[Opening DATASET EXCERPTS section]

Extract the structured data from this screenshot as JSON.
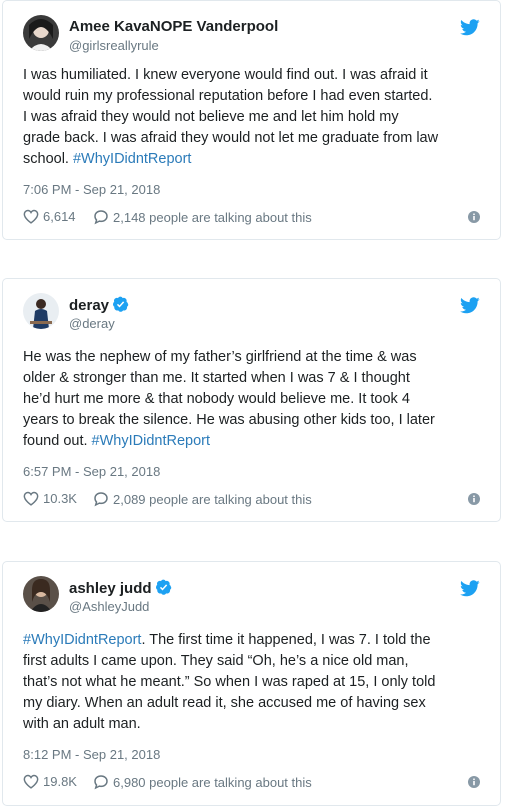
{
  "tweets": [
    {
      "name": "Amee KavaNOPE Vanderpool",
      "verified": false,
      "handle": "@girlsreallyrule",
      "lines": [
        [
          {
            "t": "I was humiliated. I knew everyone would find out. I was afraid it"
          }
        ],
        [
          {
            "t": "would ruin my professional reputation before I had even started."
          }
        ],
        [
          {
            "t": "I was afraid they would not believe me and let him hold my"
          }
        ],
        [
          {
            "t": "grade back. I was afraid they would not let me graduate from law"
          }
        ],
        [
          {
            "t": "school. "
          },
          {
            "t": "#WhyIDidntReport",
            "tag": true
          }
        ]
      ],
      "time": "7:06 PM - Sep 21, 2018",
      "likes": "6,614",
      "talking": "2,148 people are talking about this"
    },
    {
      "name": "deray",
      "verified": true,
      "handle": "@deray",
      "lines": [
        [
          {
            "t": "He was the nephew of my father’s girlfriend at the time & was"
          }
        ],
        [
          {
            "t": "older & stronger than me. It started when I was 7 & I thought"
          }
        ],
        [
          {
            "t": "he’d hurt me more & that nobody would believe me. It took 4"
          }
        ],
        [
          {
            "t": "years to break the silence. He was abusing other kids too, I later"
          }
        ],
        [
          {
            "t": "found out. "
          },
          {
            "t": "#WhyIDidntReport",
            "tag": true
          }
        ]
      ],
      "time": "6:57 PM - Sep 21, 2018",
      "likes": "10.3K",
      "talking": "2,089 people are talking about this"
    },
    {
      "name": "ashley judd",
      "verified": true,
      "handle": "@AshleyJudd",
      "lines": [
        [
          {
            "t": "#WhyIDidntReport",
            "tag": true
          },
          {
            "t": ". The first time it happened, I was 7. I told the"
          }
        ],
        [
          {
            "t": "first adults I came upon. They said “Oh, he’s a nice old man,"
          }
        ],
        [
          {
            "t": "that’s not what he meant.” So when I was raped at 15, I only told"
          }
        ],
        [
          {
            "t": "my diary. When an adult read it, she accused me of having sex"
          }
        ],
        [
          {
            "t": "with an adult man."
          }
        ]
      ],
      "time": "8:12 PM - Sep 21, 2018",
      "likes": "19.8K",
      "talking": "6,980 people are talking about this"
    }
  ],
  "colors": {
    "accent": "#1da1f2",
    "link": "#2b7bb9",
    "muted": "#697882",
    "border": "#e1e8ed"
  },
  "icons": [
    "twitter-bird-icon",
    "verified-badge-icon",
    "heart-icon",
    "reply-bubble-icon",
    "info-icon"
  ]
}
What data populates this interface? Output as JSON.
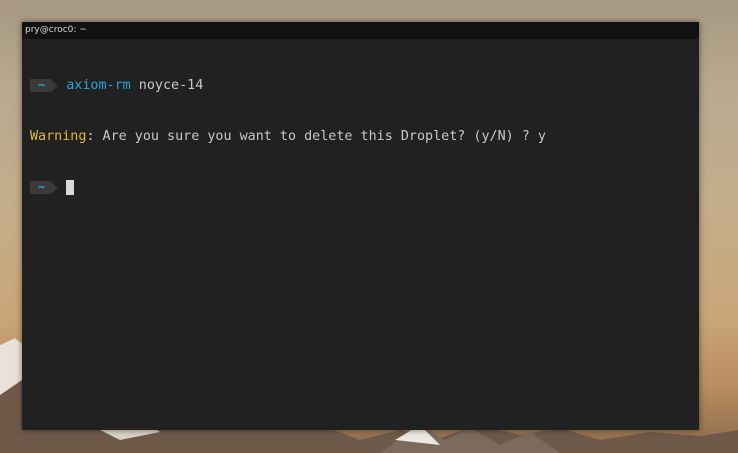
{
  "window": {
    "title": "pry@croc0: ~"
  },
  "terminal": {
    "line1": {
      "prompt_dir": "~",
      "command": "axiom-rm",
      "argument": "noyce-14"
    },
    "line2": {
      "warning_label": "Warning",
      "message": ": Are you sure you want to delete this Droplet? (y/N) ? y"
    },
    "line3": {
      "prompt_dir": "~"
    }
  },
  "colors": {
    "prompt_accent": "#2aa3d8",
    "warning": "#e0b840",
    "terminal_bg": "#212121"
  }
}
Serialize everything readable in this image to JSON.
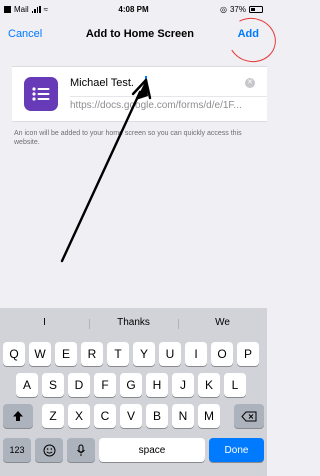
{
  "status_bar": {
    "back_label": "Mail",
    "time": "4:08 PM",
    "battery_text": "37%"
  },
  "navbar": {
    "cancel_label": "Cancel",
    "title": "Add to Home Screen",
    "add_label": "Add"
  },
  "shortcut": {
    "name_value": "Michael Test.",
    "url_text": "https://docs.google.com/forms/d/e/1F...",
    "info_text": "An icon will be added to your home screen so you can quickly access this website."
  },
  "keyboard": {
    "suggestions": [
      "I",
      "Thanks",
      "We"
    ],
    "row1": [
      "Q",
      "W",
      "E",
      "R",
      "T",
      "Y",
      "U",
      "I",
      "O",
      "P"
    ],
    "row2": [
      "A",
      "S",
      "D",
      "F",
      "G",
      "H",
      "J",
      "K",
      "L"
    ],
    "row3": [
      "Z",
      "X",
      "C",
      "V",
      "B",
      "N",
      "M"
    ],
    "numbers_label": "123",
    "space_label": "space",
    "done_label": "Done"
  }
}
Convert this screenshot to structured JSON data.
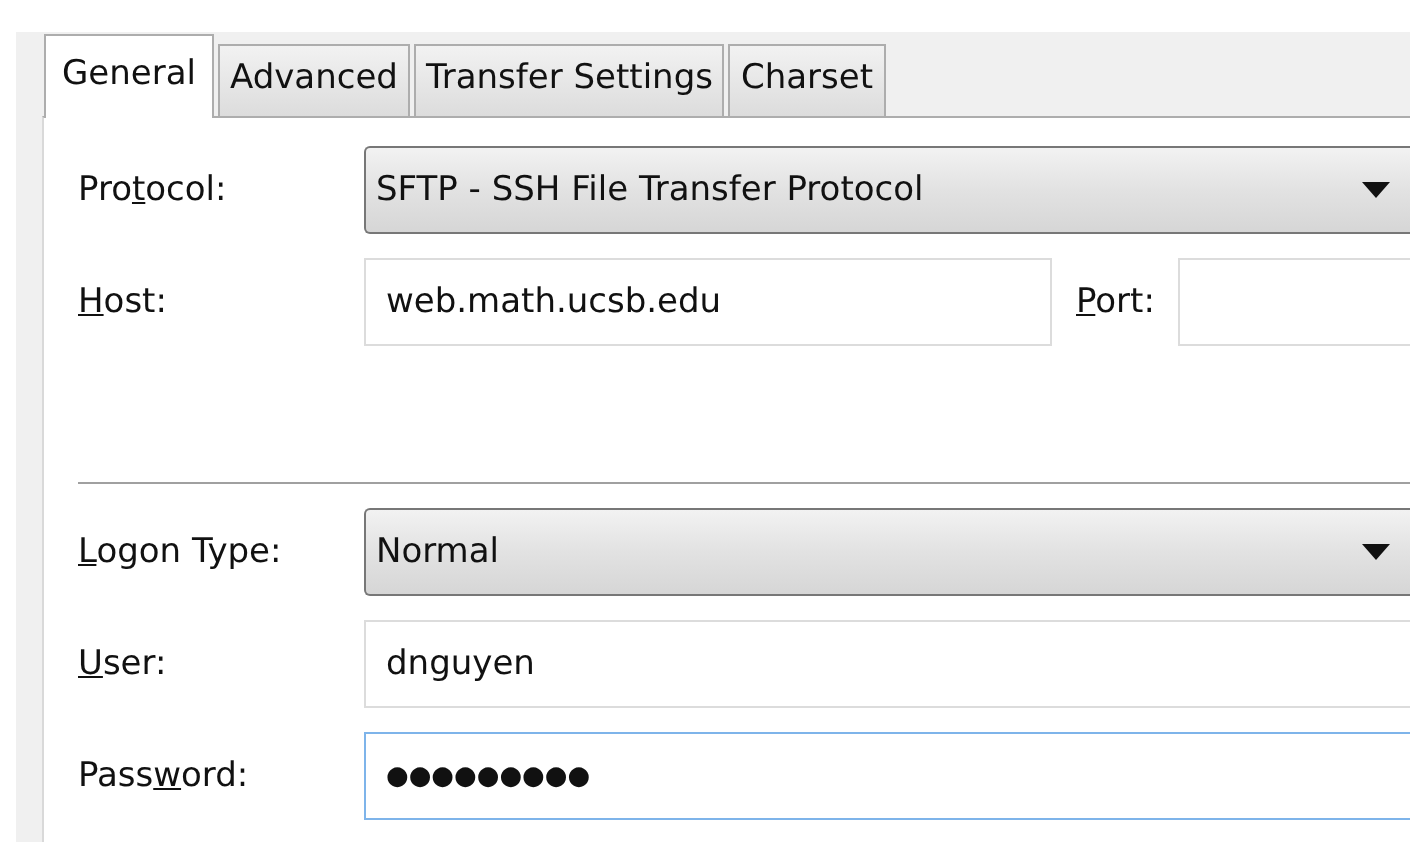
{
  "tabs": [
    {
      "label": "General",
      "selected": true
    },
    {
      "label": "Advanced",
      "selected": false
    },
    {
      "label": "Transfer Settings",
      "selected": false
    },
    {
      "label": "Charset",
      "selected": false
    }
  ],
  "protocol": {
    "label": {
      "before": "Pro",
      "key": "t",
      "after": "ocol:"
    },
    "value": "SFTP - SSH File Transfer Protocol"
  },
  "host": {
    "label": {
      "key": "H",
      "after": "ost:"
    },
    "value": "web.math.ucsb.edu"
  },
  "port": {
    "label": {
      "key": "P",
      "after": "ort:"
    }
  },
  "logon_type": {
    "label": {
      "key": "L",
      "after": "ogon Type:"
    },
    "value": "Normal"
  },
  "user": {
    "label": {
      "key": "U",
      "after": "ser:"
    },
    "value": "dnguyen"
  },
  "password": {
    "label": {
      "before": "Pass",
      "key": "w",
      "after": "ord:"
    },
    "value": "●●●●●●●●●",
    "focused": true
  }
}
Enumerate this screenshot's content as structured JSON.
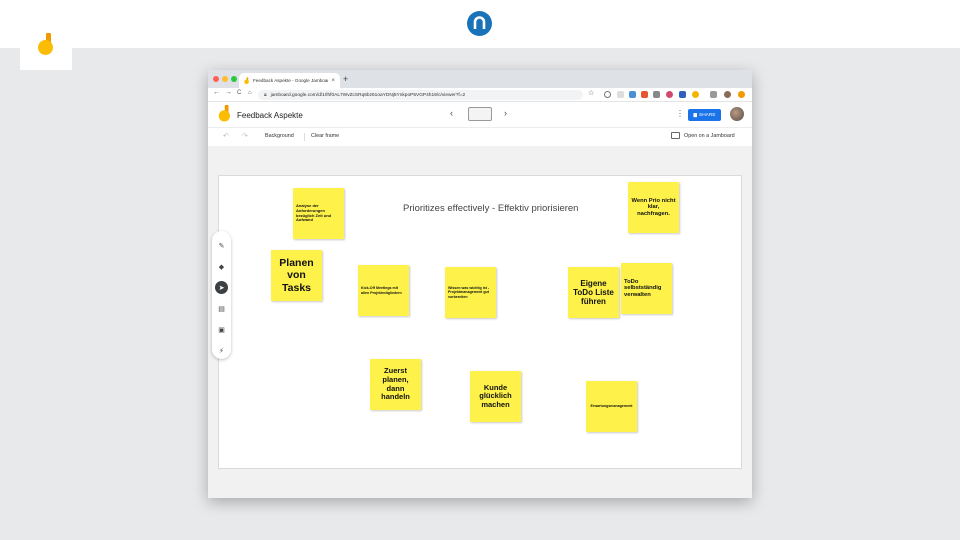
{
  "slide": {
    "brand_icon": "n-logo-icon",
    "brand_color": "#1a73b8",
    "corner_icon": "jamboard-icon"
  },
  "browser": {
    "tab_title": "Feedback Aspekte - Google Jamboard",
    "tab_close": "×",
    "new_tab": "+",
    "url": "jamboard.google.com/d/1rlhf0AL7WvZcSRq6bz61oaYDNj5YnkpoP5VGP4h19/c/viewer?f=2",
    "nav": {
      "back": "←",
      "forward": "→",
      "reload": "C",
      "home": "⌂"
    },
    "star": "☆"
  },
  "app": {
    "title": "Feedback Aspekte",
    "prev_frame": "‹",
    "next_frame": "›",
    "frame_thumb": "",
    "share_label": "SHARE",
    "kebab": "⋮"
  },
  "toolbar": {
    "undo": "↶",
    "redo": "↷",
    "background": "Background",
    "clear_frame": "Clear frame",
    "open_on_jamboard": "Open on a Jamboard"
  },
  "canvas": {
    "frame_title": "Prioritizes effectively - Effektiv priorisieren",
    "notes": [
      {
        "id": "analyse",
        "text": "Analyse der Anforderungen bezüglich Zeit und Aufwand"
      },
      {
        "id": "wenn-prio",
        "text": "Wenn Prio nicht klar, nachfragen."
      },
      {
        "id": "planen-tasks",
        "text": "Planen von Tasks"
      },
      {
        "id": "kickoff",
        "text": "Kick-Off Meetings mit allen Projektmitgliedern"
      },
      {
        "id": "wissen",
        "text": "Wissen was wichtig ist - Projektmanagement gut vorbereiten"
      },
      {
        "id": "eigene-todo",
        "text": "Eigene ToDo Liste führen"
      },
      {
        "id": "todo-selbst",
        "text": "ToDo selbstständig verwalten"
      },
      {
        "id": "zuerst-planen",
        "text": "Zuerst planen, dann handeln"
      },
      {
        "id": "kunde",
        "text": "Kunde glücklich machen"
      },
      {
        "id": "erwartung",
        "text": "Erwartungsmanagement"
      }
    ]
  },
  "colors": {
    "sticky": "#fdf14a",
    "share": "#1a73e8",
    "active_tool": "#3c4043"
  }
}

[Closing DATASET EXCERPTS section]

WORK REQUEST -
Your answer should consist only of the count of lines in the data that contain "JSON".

WORKED SOLUTION -
5